Task statement
Please reply with one number only: how many lines in the entries below contain the string "explorer".
○ ○ ○ ○ ○
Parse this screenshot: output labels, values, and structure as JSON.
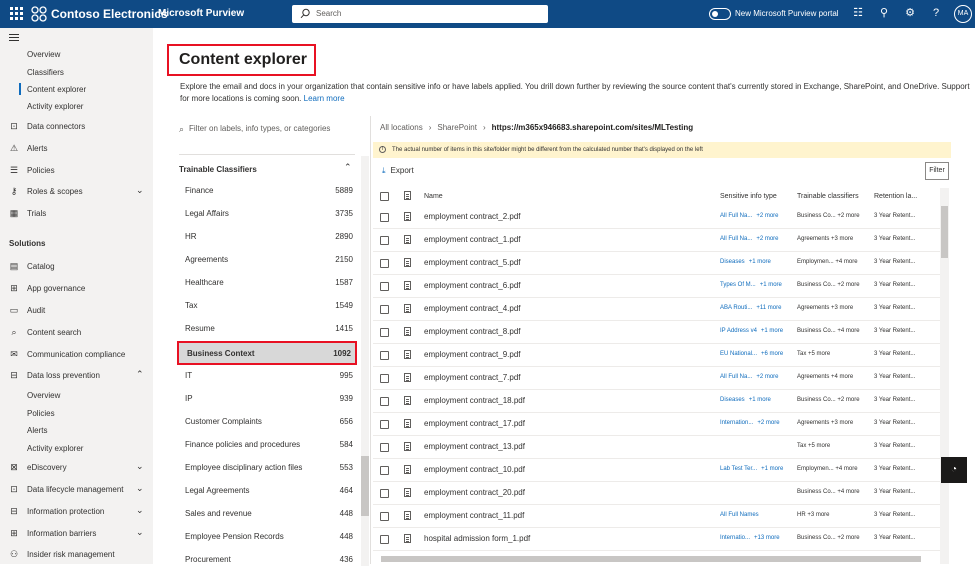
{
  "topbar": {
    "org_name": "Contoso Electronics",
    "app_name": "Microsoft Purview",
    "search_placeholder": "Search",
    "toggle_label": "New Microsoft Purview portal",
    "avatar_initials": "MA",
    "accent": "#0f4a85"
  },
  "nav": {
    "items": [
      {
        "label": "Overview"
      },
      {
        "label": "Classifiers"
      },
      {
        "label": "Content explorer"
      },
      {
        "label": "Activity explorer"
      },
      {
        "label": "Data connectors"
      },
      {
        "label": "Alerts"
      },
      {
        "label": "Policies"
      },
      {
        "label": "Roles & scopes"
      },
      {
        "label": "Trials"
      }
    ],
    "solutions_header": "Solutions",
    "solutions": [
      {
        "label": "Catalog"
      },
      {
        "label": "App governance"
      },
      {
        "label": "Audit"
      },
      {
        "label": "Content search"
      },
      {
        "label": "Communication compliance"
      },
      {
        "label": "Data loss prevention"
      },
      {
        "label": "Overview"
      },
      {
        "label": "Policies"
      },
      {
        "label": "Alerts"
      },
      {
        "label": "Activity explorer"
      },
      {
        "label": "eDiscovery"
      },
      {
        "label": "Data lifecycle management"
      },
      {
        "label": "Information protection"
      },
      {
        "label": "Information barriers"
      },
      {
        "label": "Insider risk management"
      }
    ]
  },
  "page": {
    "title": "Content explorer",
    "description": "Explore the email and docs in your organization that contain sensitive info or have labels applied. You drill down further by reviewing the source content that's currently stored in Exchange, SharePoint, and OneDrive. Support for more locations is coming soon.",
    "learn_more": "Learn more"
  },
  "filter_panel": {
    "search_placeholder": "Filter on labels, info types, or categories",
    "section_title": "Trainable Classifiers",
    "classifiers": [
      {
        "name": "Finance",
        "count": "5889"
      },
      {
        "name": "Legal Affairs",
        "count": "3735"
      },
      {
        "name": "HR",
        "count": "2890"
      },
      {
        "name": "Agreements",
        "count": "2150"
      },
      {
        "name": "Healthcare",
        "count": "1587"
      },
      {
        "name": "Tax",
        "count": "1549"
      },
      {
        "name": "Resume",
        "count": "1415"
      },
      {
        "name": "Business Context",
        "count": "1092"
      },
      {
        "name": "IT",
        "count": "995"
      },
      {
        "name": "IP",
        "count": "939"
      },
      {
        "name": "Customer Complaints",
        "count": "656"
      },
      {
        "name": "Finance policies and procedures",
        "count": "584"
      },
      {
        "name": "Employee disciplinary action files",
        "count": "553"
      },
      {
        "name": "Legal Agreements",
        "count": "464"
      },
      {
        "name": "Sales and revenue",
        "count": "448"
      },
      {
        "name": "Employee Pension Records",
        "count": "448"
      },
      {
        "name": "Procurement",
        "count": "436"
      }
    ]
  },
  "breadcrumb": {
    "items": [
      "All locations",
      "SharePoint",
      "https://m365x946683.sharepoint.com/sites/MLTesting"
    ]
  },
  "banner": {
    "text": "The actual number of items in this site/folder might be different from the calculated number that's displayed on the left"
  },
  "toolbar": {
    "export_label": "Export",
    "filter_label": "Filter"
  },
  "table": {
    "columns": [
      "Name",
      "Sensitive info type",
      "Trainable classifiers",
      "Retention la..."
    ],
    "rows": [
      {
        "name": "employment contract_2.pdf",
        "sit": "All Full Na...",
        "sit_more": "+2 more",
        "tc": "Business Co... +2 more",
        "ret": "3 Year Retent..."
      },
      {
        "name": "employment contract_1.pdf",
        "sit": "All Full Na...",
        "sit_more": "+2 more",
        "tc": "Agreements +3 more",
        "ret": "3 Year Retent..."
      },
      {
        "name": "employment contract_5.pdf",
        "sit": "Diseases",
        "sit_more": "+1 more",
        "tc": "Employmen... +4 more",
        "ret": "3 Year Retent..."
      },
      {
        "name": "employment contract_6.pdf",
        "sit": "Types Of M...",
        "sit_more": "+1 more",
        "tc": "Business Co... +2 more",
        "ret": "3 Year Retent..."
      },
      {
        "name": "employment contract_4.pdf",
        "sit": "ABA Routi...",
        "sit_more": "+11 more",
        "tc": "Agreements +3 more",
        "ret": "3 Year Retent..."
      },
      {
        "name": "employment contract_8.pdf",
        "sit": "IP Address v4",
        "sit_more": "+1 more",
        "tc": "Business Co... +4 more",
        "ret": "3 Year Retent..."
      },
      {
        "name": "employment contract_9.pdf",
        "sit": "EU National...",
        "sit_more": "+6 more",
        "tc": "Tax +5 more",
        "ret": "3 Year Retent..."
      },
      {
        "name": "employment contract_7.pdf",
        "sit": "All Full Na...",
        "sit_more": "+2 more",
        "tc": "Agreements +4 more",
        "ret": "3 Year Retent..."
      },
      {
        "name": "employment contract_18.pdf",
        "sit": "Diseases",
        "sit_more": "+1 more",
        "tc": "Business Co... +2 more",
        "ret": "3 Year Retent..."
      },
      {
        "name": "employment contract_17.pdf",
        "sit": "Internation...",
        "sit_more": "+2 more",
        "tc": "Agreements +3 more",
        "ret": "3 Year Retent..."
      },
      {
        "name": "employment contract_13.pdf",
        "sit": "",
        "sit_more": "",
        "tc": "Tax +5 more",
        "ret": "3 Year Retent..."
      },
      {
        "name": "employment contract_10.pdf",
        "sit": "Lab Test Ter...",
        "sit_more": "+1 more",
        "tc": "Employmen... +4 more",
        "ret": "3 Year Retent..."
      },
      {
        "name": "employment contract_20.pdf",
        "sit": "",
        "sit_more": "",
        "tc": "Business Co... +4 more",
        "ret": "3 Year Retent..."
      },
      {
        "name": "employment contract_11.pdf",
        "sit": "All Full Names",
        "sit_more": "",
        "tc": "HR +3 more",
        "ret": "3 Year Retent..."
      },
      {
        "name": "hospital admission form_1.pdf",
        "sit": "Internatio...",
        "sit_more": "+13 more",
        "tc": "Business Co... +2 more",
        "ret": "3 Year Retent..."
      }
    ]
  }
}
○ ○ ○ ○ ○
Exercise result
4